● The problem
Nothing in the data may be changed; retype all of it.

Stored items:
☆ ☆ ☆ ☆

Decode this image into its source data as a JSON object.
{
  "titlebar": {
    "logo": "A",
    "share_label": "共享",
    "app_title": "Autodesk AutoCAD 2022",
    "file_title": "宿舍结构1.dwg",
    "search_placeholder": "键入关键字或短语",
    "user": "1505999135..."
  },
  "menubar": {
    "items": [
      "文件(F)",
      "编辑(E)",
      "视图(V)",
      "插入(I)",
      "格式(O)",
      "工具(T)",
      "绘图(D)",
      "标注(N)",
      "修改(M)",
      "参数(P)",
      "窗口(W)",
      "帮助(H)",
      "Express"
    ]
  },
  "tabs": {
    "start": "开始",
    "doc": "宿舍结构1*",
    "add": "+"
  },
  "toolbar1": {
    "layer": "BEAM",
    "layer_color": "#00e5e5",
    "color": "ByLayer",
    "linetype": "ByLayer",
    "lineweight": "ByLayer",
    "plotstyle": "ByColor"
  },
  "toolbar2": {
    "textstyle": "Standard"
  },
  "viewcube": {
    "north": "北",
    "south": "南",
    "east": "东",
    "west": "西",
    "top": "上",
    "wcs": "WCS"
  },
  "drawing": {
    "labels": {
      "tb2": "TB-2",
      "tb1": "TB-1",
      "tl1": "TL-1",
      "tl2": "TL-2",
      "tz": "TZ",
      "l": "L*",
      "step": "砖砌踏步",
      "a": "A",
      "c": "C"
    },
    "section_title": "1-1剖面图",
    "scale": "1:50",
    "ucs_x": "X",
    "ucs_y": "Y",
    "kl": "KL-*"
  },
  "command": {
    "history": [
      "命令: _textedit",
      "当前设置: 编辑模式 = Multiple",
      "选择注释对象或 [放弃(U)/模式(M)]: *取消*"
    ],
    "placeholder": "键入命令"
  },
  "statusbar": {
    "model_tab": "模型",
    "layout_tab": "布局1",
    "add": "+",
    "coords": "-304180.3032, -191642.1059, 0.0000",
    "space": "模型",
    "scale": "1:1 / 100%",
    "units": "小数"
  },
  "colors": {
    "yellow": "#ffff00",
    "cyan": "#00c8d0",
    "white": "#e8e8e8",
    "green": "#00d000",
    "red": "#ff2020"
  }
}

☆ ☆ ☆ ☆

● Task response
Decode this image into its source data as a JSON object.
{
  "titlebar": {
    "logo": "A",
    "share_label": "共享",
    "app_title": "Autodesk AutoCAD 2022",
    "file_title": "宿舍结构1.dwg",
    "search_placeholder": "键入关键字或短语",
    "user": "1505999135..."
  },
  "menubar": {
    "items": [
      "文件(F)",
      "编辑(E)",
      "视图(V)",
      "插入(I)",
      "格式(O)",
      "工具(T)",
      "绘图(D)",
      "标注(N)",
      "修改(M)",
      "参数(P)",
      "窗口(W)",
      "帮助(H)",
      "Express"
    ]
  },
  "tabs": {
    "start": "开始",
    "doc": "宿舍结构1*",
    "add": "+"
  },
  "toolbar1": {
    "layer": "BEAM",
    "layer_color": "#00e5e5",
    "color": "ByLayer",
    "linetype": "ByLayer",
    "lineweight": "ByLayer",
    "plotstyle": "ByColor"
  },
  "toolbar2": {
    "textstyle": "Standard"
  },
  "viewcube": {
    "north": "北",
    "south": "南",
    "east": "东",
    "west": "西",
    "top": "上",
    "wcs": "WCS"
  },
  "drawing": {
    "labels": {
      "tb2": "TB-2",
      "tb1": "TB-1",
      "tl1": "TL-1",
      "tl2": "TL-2",
      "tz": "TZ",
      "l": "L*",
      "step": "砖砌踏步",
      "a": "A",
      "c": "C"
    },
    "section_title": "1-1剖面图",
    "scale": "1:50",
    "ucs_x": "X",
    "ucs_y": "Y",
    "kl": "KL-*"
  },
  "command": {
    "history": [
      "命令: _textedit",
      "当前设置: 编辑模式 = Multiple",
      "选择注释对象或 [放弃(U)/模式(M)]: *取消*"
    ],
    "placeholder": "键入命令"
  },
  "statusbar": {
    "model_tab": "模型",
    "layout_tab": "布局1",
    "add": "+",
    "coords": "-304180.3032, -191642.1059, 0.0000",
    "space": "模型",
    "scale": "1:1 / 100%",
    "units": "小数"
  },
  "colors": {
    "yellow": "#ffff00",
    "cyan": "#00c8d0",
    "white": "#e8e8e8",
    "green": "#00d000",
    "red": "#ff2020"
  }
}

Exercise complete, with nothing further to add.